ACI’s stance continues to be that the only way to educate regulators on the issue is by taking an evidence-based approach. The bottom line is that the issue of rates and charges is affecting airports’ sustainable development. Here are the facts:
In many instances, airlines are not paying the cost of the airport infrastructure they use. Each year, the revenues collected from airport charges levied on both airlines and passengers frequently fall short of covering airports’ operating expenses and capital costs related to aeronautical activities.
Some airlines are now asking airports to reduce fees, arguing that passengers would save money and employment opportunities would be created. This claim hinges on a key assumption that any reduction in airport charges would be directly passed on to passengers for their benefit solely, which, past practice tells us, is unlikely.
Two clear trends in aeronautical charge structures can be identified that serve to benefit airlines. The first includes a movement away from the use of weight-based charges with a greater reliance on passenger-based revenues, and the second involves an increasing tendency to use a more granular approach to pricing for greater transparency.
Although airports still generate aeronautical revenues through aircraft-related charges, the majority of airports have gradually put their emphasis on charging passengers. In 2014, the relative proportion of global passenger-based revenues to aircraft-related revenues was 56% and 34% respectively (terminal rentals represent 11%).
Fuel, staff costs and aircraft operating costs represent as much as 60% of airlines’ operating costs on international scheduled services. On the other hand, landing and associated airport charges represent only a small proportion of these costs at 3.7%, and this has remained stable.
Indeed, charges as a proportion of airline operating costs for both domestic and international services have slightly declined as compared to two decades ago.
The fact is that increased competition, especially among many of the world’s major airport hubs, has significantly reduced the need for restrictive regulation. With these market realities in mind, airports need to be allowed the freedom to charge their airline customers for the facilities they use to ensure that future demand can be managed safely, securely and efficiently.

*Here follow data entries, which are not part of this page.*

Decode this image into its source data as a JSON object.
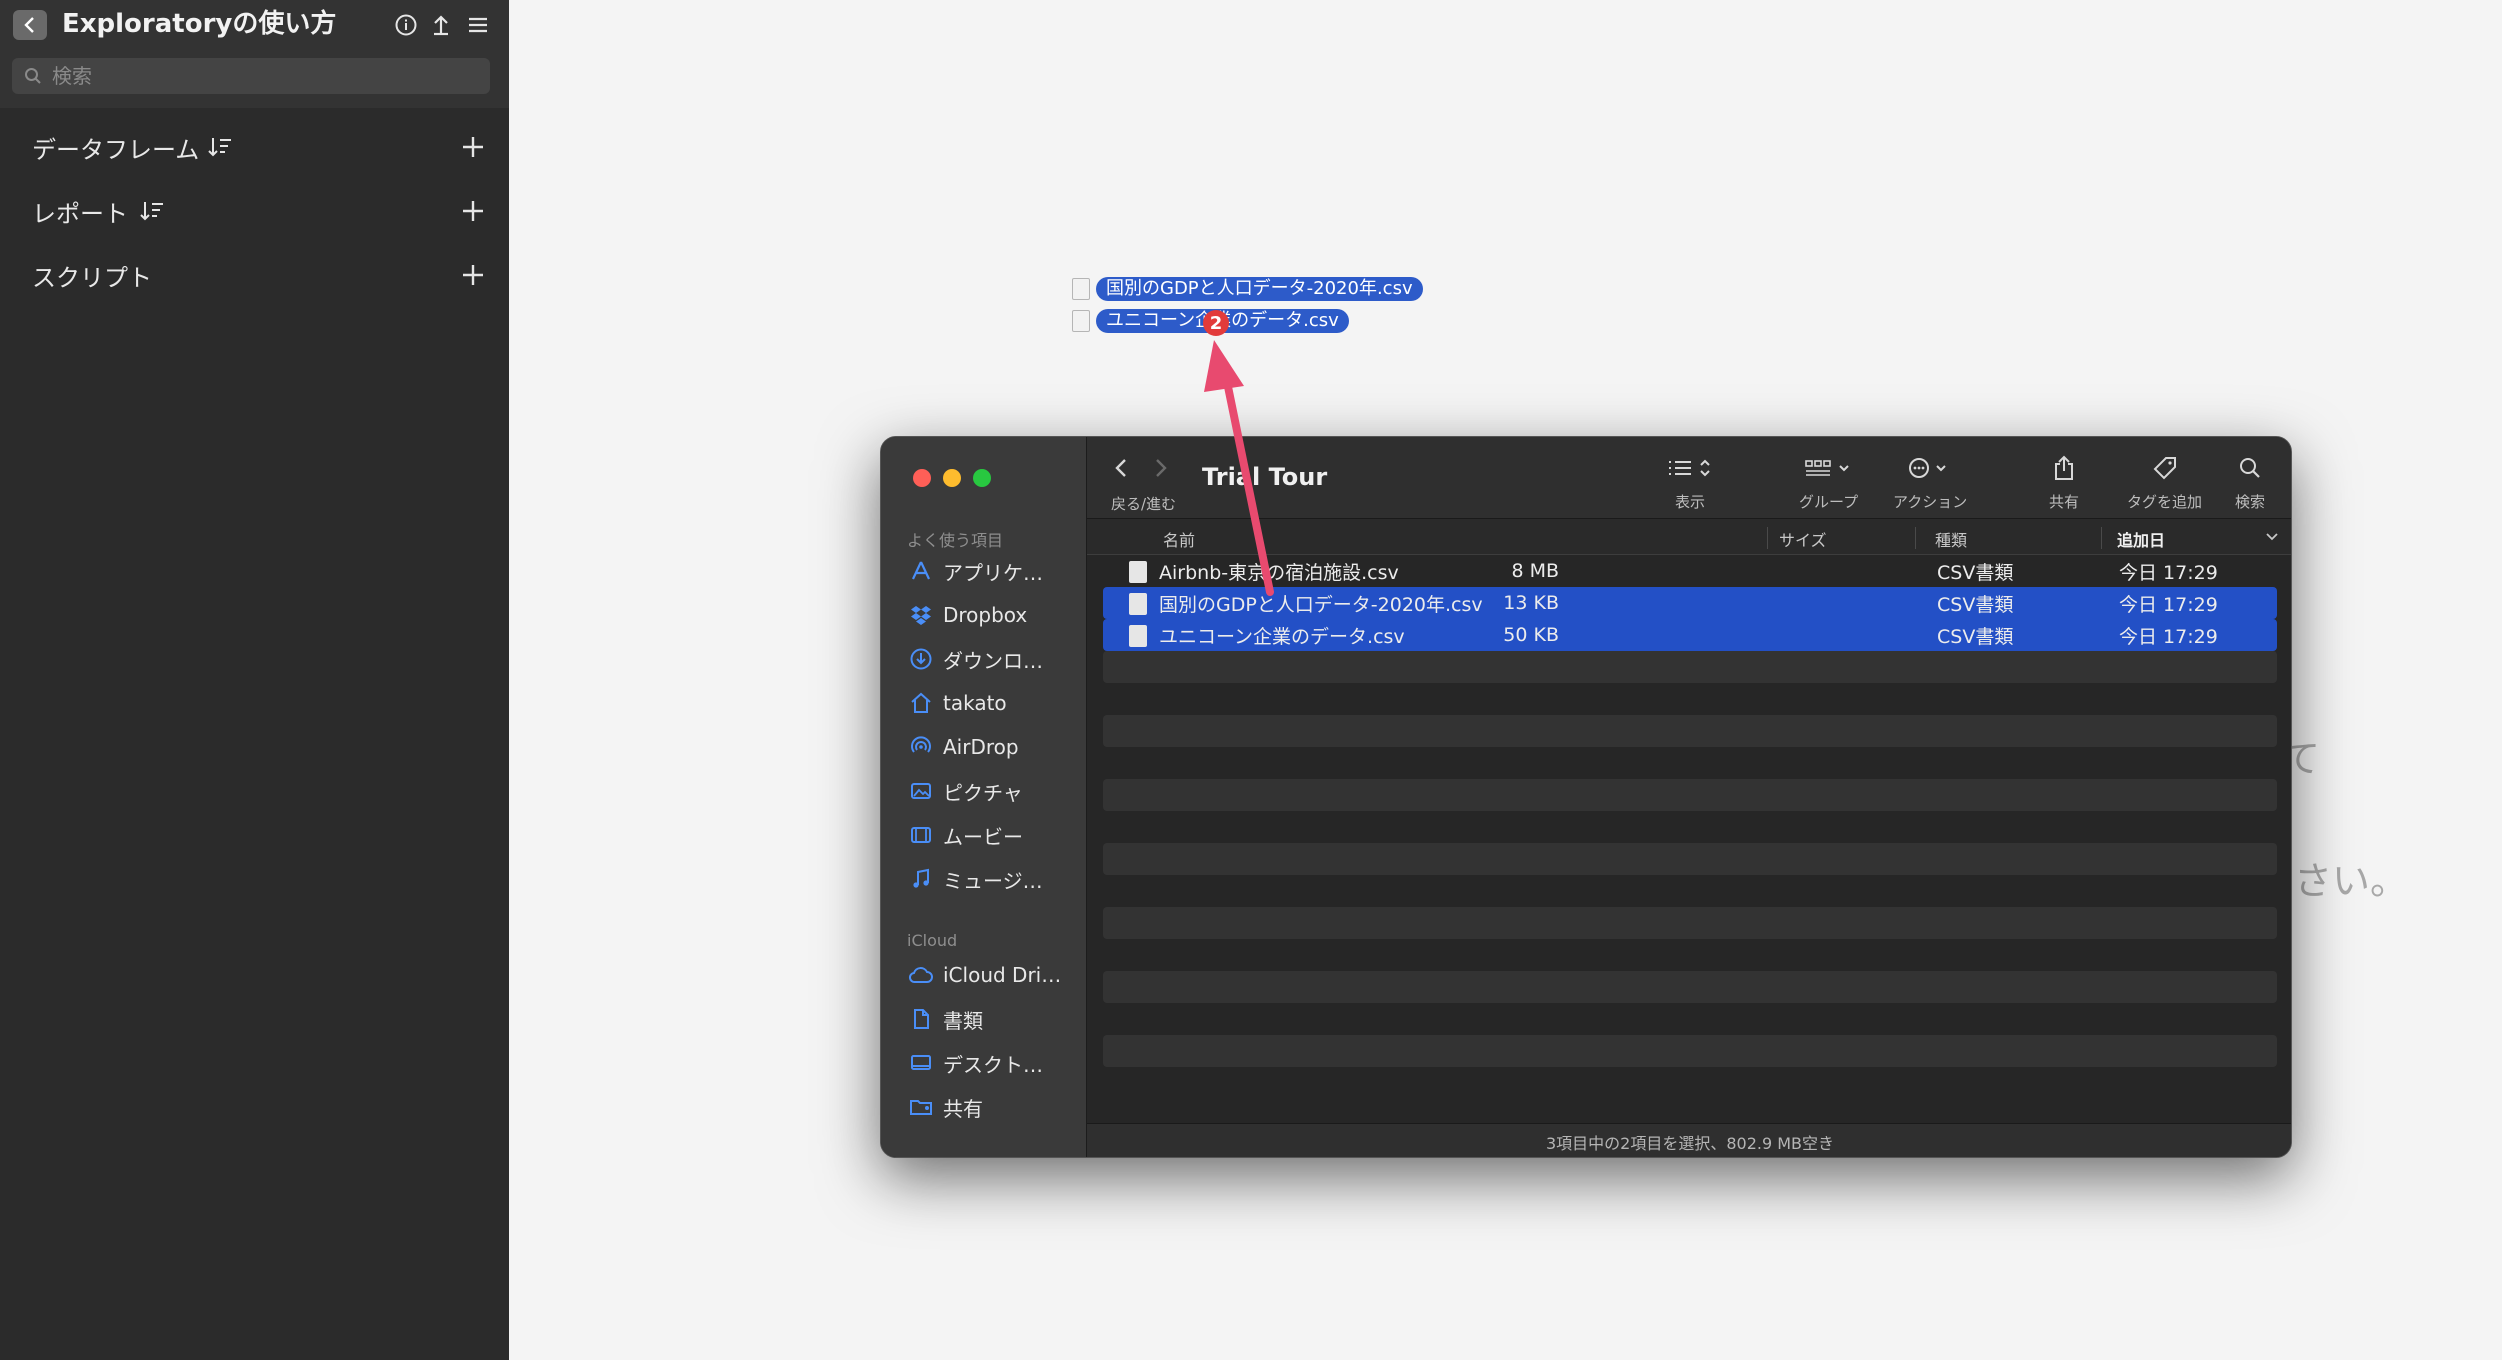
{
  "app": {
    "title": "Exploratoryの使い方",
    "search_placeholder": "検索",
    "sections": [
      {
        "label": "データフレーム"
      },
      {
        "label": "レポート"
      },
      {
        "label": "スクリプト"
      }
    ]
  },
  "background": {
    "text_line1": "て",
    "text_line2": "さい。"
  },
  "drag": {
    "items": [
      "国別のGDPと人口データ-2020年.csv",
      "ユニコーン企業のデータ.csv"
    ],
    "badge_count": "2"
  },
  "finder": {
    "sidebar": {
      "favorites_heading": "よく使う項目",
      "favorites": [
        {
          "label": "アプリケ…",
          "icon": "apps-icon"
        },
        {
          "label": "Dropbox",
          "icon": "dropbox-icon"
        },
        {
          "label": "ダウンロ…",
          "icon": "download-icon"
        },
        {
          "label": "takato",
          "icon": "home-icon"
        },
        {
          "label": "AirDrop",
          "icon": "airdrop-icon"
        },
        {
          "label": "ピクチャ",
          "icon": "pictures-icon"
        },
        {
          "label": "ムービー",
          "icon": "movies-icon"
        },
        {
          "label": "ミュージ…",
          "icon": "music-icon"
        }
      ],
      "icloud_heading": "iCloud",
      "icloud": [
        {
          "label": "iCloud Dri…",
          "icon": "cloud-icon"
        },
        {
          "label": "書類",
          "icon": "document-icon"
        },
        {
          "label": "デスクト…",
          "icon": "desktop-icon"
        },
        {
          "label": "共有",
          "icon": "shared-folder-icon"
        }
      ]
    },
    "toolbar": {
      "title": "Trial Tour",
      "nav_label": "戻る/進む",
      "view_label": "表示",
      "group_label": "グループ",
      "action_label": "アクション",
      "share_label": "共有",
      "tag_label": "タグを追加",
      "search_label": "検索"
    },
    "columns": {
      "name": "名前",
      "size": "サイズ",
      "kind": "種類",
      "date_added": "追加日"
    },
    "files": [
      {
        "name": "Airbnb-東京の宿泊施設.csv",
        "size": "8 MB",
        "kind": "CSV書類",
        "date": "今日 17:29",
        "selected": false
      },
      {
        "name": "国別のGDPと人口データ-2020年.csv",
        "size": "13 KB",
        "kind": "CSV書類",
        "date": "今日 17:29",
        "selected": true
      },
      {
        "name": "ユニコーン企業のデータ.csv",
        "size": "50 KB",
        "kind": "CSV書類",
        "date": "今日 17:29",
        "selected": true
      }
    ],
    "status": "3項目中の2項目を選択、802.9 MB空き"
  },
  "colors": {
    "selection": "#2350c6",
    "arrow": "#e84a6f",
    "badge": "#e23b3b"
  }
}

ACI strongly shares ICAO’s views that a light-handed oversight is preferable and the best place to start airport-airline negotiations is with airports and their users sitting down to collaboratively address service standards, airport charges and the best way to pay for services the airport renders to its users and passengers.

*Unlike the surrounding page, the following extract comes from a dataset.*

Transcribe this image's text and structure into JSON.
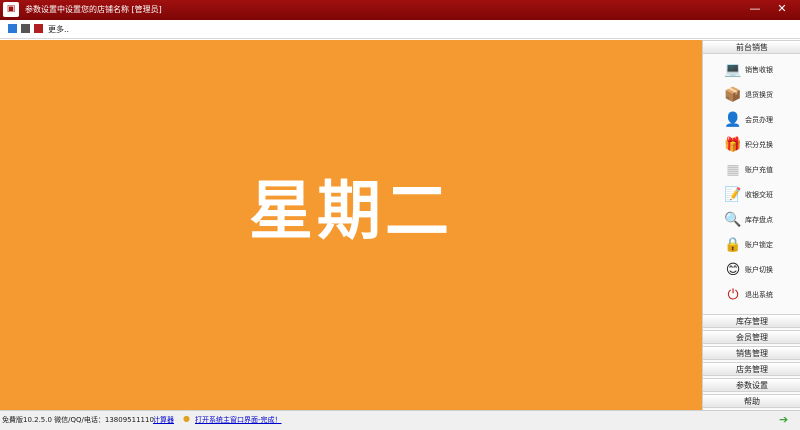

Investors, too, are likely to prefer this approach given that it avoids the periodic risks associated with successive on-again and off-again regulatory processes.

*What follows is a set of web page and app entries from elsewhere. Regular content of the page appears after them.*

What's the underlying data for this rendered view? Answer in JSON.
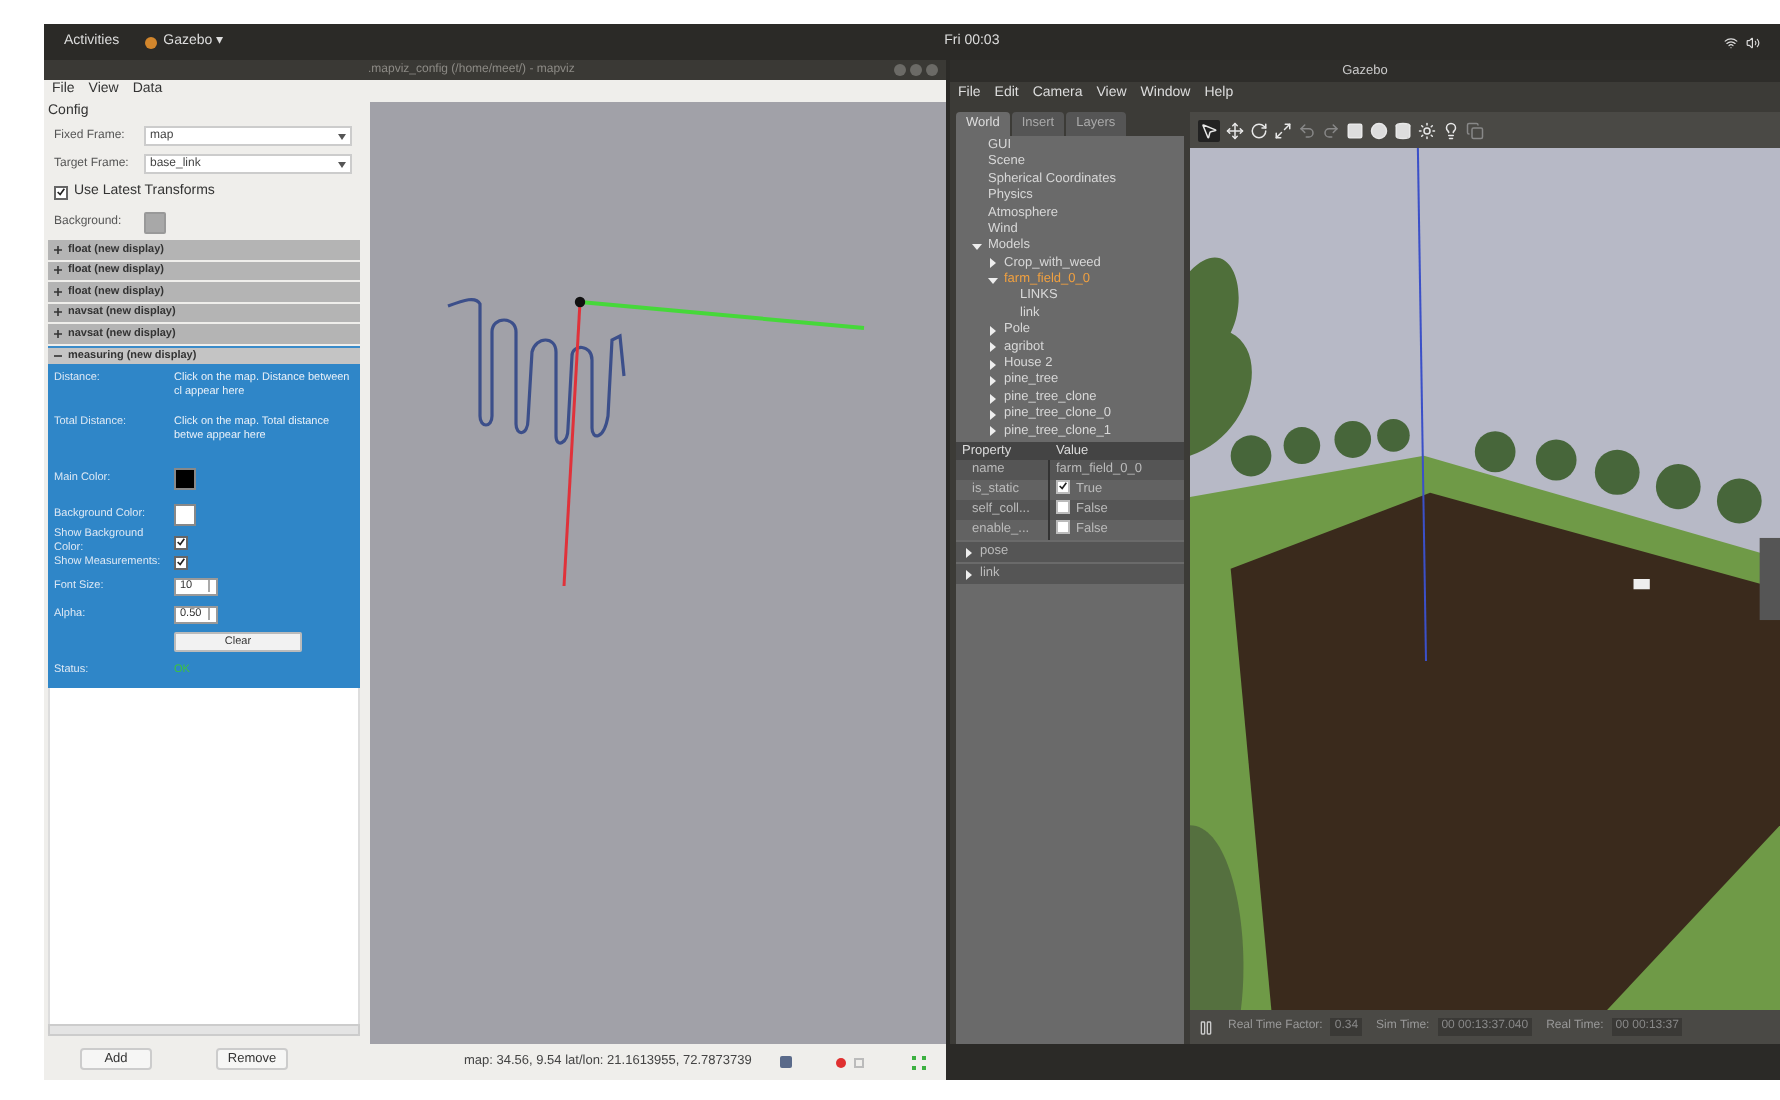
{
  "top_bar": {
    "activities": "Activities",
    "app_menu": "Gazebo ▾",
    "clock": "Fri 00:03"
  },
  "mapviz": {
    "title": ".mapviz_config (/home/meet/) - mapviz",
    "menu": [
      "File",
      "View",
      "Data"
    ],
    "config_label": "Config",
    "fields": [
      {
        "label": "Fixed Frame:",
        "value": "map"
      },
      {
        "label": "Target Frame:",
        "value": "base_link"
      }
    ],
    "use_latest_transforms": {
      "label": "Use Latest Transforms",
      "checked": true
    },
    "background_label": "Background:",
    "displays": [
      {
        "name": "float (new display)",
        "expanded": false
      },
      {
        "name": "float (new display)",
        "expanded": false
      },
      {
        "name": "float (new display)",
        "expanded": false
      },
      {
        "name": "navsat (new display)",
        "expanded": false
      },
      {
        "name": "navsat (new display)",
        "expanded": false
      },
      {
        "name": "measuring (new display)",
        "expanded": true
      }
    ],
    "measuring": [
      {
        "kind": "text",
        "label": "Distance:",
        "value": "Click on the map. Distance between cl appear here"
      },
      {
        "kind": "text",
        "label": "Total Distance:",
        "value": "Click on the map. Total distance betwe appear here"
      },
      {
        "kind": "color",
        "label": "Main Color:",
        "color": "#000000"
      },
      {
        "kind": "color",
        "label": "Background Color:",
        "color": "#ffffff"
      },
      {
        "kind": "checkbox",
        "label": "Show Background Color:",
        "checked": true
      },
      {
        "kind": "checkbox",
        "label": "Show Measurements:",
        "checked": true
      },
      {
        "kind": "spin",
        "label": "Font Size:",
        "value": "10"
      },
      {
        "kind": "spin",
        "label": "Alpha:",
        "value": "0.50"
      },
      {
        "kind": "button",
        "value": "Clear"
      },
      {
        "kind": "status",
        "label": "Status:",
        "value": "OK"
      }
    ],
    "buttons": [
      "Add",
      "Remove"
    ],
    "status": "map: 34.56, 9.54 lat/lon: 21.1613955, 72.7873739"
  },
  "gazebo": {
    "title": "Gazebo",
    "menu": [
      "File",
      "Edit",
      "Camera",
      "View",
      "Window",
      "Help"
    ],
    "tabs": [
      {
        "label": "World",
        "selected": true
      },
      {
        "label": "Insert",
        "selected": false
      },
      {
        "label": "Layers",
        "selected": false
      }
    ],
    "tree": [
      {
        "label": "GUI",
        "selected": false
      },
      {
        "label": "Scene",
        "selected": false
      },
      {
        "label": "Spherical Coordinates",
        "selected": false
      },
      {
        "label": "Physics",
        "selected": false
      },
      {
        "label": "Atmosphere",
        "selected": false
      },
      {
        "label": "Wind",
        "selected": false
      },
      {
        "label": "Models",
        "selected": false,
        "expanded": true,
        "children": [
          {
            "label": "Crop_with_weed",
            "selected": false,
            "expanded": false
          },
          {
            "label": "farm_field_0_0",
            "selected": true,
            "expanded": true,
            "children": [
              {
                "label": "LINKS",
                "selected": false
              },
              {
                "label": "link",
                "selected": false
              }
            ]
          },
          {
            "label": "Pole",
            "selected": false,
            "expanded": false
          },
          {
            "label": "agribot",
            "selected": false,
            "expanded": false
          },
          {
            "label": "House 2",
            "selected": false,
            "expanded": false
          },
          {
            "label": "pine_tree",
            "selected": false,
            "expanded": false
          },
          {
            "label": "pine_tree_clone",
            "selected": false,
            "expanded": false
          },
          {
            "label": "pine_tree_clone_0",
            "selected": false,
            "expanded": false
          },
          {
            "label": "pine_tree_clone_1",
            "selected": false,
            "expanded": false
          }
        ]
      }
    ],
    "property_headers": [
      "Property",
      "Value"
    ],
    "properties": [
      {
        "kind": "text",
        "name": "name",
        "value": "farm_field_0_0"
      },
      {
        "kind": "checkbox",
        "name": "is_static",
        "checked": true,
        "value": "True"
      },
      {
        "kind": "checkbox",
        "name": "self_coll...",
        "checked": false,
        "value": "False"
      },
      {
        "kind": "checkbox",
        "name": "enable_...",
        "checked": false,
        "value": "False"
      }
    ],
    "groups": [
      "pose",
      "link"
    ],
    "footer": [
      {
        "label": "Real Time Factor:",
        "value": "0.34"
      },
      {
        "label": "Sim Time:",
        "value": "00 00:13:37.040"
      },
      {
        "label": "Real Time:",
        "value": "00 00:13:37"
      }
    ]
  }
}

Of course, at this year’s ACI Airport Economics & Finance Conference and Exhibition, we’ll have occasion to discuss the above and much more as we plot a course for an economically sustainable airport industry.
In closing, I would like to take the opportunity to welcome our new director of economics, Stefano Baronci, who comes to ACI World with a significant depth and breadth of aviation experience across a number of organisations. We look forward to working with him in the months and years ahead.
I would also like to thank interim economics director, Stephen Van Beek, for his substantial contributions to ACI World over the last six months, and extend my gratitude to ICF for lending us his time and expertise.